Deezer to host Hotstix’s Mandela tribute playlist
Deezer is celebrating Nelson Mandela on the centenary of his birthday by hosting a tribute playlist created by music legend Sipho “Hotstix” Mabuse.
Mabuse, a legendary figure in African music, first rose to prominence in the 1970s with his band Harari and later developed a name for himself as a solo artist. One of his best known songs was the global hit BurnOut in the 1980s.
The playlist takes the listener on a captivating musical journey through the life of Nelson Mandela. It was compiled by Mabuse, who consulted with Mandela’s family and friends to ensure that the music would be relevant and accurate. The playlist also features commentary by Mabuse, which was recorded in his Soweto home.
“I have tried to tell the story of the music that Madiba loved,” says Mabuse. “The Playlist excludes the time in prison obviously, as Madiba would not have had exposure to music in that time. We have focused on the music we know he loved before and after that period. This recording was really an emotional journey for me, but an incredible opportunity to document these memories.”
The playlist features the music the young Mandela loved, such as The Manhattan Brothers, Solomon Linda, Brenda Fassie and Miriam Makeba. It includes struggle songs from Chicco, Johnny Clegg, Hugh Masekela and Yvonne Chaka Chaka. The playlist also includes Mandela by Zahara, one of the younger artists who caught Madiba’s ear.
Mabuse also offers stories of his own songs, such as Shikisha, a song greatly beloved by the former President.
“I was delighted to share my thoughts and hope the listeners enjoyed the musical journey,” says Mabuse. “Madiba did enjoy music immensely and we all have a purpose wherever we are in the world to celebrate culture and to learn from different cultures and music forms and styles.”

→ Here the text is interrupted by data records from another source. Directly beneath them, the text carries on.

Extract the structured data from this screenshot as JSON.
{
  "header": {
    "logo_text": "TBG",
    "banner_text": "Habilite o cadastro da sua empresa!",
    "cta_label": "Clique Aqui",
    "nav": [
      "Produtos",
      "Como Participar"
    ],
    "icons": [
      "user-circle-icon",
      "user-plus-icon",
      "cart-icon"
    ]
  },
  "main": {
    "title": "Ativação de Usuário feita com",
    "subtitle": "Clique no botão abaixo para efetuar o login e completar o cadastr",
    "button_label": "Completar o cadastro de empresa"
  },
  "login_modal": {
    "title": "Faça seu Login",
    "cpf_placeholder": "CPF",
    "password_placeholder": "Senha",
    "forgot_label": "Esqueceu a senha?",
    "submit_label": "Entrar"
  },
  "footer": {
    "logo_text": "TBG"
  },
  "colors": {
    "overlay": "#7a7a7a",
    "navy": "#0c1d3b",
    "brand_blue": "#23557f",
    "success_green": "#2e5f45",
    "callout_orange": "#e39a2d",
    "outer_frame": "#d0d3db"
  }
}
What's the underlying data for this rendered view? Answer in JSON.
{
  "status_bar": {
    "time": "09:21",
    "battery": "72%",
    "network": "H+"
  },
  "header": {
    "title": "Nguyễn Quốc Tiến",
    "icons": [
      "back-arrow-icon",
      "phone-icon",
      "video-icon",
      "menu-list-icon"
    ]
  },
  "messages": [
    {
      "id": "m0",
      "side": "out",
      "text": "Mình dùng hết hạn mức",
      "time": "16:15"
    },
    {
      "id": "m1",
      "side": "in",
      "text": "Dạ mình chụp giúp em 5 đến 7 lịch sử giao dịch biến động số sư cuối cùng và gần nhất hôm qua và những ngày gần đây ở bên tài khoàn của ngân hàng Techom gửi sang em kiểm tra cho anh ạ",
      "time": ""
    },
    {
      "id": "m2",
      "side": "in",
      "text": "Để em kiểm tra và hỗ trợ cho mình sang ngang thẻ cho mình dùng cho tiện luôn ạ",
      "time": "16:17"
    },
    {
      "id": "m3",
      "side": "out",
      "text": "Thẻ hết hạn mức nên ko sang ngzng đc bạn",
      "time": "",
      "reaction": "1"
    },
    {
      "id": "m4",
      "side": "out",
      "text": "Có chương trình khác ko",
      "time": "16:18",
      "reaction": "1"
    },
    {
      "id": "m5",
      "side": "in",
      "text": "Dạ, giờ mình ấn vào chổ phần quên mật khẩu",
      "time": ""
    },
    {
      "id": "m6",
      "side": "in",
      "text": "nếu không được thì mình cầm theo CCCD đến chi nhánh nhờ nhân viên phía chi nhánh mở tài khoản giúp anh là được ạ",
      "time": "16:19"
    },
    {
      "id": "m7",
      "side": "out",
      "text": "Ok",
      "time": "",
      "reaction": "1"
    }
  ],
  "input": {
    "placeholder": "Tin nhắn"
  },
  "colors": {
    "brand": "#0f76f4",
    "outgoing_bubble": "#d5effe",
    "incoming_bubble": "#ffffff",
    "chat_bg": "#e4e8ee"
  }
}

This playlist was inspired by the Nelson Mandela 100 campaign, calling on corporates and individuals to act as sources of inspiration and engage in conversation and action.